Assume we are at the directory mxnet/example/image-classification. and want to train mnist with lenet by using On a single machine we can run by

python --network lenet

Now if there are two ssh-able machines, and we want to train it on these two machines. First we save the IPs (or hostname) of these two machines in file hosts, e.g.

$ cat hosts

Next if the mxnet folder is accessible by both machines, e.g. on a network filesystem, then we can run by

../../tools/ -n 2 --launcher ssh -H hosts python --network lenet --kv-store dist_sync

Note that, besides the single machine arguments, here we

  • use to submit the job
  • provide launcher, ssh if all machines are ssh-able, mpi if mpirun is available, sge for Sun Grid Engine, and yarn for Apache Yarn.
  • -n number of worker nodes to run
  • -H the host file which is required by ssh and mpi
  • --kv-store use either dist_sync or dist_async

Synchronize Directory

Now consider if the mxnet folder is not accessible. We can first copy the MXNet library to this folder by

cp -r ../../python/mxnet .
cp -r ../../lib/ mxnet

then ask to synchronize the current directory to all machines’ /tmp/mxnet directory with --sync-dst-dir

../../tools/ -n 2 -H hosts --sync-dst-dir /tmp/mxnet \
   python --network lenet --kv-store dist_sync

Use a Particular Network Interface

MXNet often chooses the first available network interface. But for machines have multiple interface, we can specify which network interface to use for data communication by the environment variable DMLC_INTERFACE. For example, to use the interface eth0, we can

export DMLC_INTERFACE=eth0; ../../tools/ ...

Debug Connection

SetPS_VERBOSE=1 to see the debug logging, e.g

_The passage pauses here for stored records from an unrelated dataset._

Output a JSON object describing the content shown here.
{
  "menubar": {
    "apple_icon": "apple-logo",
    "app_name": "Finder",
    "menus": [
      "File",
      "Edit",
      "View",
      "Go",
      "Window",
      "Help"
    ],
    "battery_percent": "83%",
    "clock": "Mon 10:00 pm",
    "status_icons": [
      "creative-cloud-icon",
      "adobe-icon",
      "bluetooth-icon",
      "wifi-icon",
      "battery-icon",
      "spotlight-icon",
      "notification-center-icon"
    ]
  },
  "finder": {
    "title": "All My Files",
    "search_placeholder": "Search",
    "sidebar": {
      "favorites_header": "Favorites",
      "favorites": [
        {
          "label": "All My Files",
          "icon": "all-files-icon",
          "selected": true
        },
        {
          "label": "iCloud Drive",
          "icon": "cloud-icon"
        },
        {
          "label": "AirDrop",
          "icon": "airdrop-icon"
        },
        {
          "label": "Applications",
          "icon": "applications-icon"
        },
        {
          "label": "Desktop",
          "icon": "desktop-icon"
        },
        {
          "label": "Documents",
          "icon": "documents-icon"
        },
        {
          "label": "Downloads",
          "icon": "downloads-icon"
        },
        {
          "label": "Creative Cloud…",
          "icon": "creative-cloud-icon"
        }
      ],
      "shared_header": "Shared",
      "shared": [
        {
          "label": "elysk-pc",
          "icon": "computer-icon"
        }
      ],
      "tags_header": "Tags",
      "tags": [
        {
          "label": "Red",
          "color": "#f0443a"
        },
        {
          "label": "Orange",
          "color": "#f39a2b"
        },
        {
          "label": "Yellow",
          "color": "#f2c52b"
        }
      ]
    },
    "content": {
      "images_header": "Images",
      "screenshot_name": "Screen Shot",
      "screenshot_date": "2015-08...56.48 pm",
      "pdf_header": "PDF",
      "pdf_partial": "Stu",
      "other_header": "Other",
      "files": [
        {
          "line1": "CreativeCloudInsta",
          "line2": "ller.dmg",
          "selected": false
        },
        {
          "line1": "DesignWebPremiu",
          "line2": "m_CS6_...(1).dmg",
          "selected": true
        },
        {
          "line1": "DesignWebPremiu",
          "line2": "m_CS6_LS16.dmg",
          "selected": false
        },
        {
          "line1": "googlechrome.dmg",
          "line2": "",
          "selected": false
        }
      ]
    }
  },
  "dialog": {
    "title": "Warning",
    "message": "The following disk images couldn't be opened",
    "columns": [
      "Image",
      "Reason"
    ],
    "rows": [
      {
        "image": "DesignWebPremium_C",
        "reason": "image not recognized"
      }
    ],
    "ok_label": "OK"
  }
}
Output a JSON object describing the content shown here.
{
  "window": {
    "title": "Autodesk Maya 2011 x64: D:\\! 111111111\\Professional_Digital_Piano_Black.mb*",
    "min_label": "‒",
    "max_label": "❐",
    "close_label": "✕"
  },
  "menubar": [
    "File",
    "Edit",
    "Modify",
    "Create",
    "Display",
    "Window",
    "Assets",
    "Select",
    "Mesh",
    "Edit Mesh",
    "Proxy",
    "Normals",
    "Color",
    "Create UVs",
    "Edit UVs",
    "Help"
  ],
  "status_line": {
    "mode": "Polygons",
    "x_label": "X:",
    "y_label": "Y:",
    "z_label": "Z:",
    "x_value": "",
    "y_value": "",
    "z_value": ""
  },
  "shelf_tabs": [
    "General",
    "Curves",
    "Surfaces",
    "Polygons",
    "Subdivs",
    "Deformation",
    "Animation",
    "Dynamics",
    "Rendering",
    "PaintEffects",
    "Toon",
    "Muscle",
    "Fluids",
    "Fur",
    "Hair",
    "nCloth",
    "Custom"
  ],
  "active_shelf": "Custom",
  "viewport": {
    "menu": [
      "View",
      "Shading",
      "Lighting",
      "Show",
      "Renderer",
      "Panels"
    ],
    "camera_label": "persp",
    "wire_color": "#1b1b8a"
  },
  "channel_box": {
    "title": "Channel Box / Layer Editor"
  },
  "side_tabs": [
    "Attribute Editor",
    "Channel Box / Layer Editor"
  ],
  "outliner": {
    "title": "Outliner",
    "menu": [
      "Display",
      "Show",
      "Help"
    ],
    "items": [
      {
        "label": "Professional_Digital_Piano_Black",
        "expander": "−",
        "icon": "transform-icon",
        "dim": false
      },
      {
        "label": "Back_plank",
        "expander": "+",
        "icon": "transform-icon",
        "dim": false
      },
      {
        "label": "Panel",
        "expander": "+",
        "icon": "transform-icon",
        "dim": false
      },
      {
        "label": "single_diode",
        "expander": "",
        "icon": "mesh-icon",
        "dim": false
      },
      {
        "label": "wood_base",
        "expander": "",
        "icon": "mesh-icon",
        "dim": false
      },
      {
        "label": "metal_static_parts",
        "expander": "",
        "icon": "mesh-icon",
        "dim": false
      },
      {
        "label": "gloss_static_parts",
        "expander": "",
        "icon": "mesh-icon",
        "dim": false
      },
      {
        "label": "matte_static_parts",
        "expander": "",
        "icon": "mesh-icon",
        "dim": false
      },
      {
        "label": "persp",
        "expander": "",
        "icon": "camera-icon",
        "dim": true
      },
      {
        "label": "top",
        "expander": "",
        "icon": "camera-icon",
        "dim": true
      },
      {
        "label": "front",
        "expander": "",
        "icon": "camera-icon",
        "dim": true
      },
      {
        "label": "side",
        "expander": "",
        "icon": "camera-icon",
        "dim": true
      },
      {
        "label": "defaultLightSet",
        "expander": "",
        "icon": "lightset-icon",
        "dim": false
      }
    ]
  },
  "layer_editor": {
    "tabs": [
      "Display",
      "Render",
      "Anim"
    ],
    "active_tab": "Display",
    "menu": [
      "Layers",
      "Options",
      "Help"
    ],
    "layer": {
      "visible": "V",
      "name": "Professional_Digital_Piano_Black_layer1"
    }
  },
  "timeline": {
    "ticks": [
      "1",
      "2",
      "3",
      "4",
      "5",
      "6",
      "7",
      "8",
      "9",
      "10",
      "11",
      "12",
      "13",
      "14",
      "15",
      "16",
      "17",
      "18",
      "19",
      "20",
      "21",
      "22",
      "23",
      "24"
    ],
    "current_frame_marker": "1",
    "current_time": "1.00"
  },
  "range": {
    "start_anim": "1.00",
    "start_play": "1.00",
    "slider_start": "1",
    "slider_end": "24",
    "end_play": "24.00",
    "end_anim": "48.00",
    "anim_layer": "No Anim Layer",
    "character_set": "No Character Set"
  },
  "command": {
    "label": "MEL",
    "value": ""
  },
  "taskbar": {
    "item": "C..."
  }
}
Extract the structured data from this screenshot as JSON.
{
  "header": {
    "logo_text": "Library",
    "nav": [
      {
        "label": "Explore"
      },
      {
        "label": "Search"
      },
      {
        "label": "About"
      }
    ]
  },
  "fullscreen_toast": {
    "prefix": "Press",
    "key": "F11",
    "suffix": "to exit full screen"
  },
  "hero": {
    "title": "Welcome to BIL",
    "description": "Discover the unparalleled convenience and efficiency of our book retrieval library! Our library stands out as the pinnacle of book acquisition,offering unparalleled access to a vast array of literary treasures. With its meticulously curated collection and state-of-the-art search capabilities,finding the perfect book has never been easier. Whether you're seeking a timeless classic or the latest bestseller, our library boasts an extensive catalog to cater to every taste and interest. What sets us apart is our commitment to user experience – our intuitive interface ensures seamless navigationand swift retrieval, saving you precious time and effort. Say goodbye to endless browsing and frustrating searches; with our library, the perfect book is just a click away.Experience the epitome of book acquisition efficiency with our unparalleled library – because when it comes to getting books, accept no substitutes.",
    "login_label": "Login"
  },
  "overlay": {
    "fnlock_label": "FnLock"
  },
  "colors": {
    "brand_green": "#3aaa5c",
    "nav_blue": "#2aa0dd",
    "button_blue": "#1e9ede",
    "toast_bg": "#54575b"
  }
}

export PS_VERBOSE=1; ../../tools/ ...


  • See more launch options by ../../tools/ -h
  • See more options of ps-lite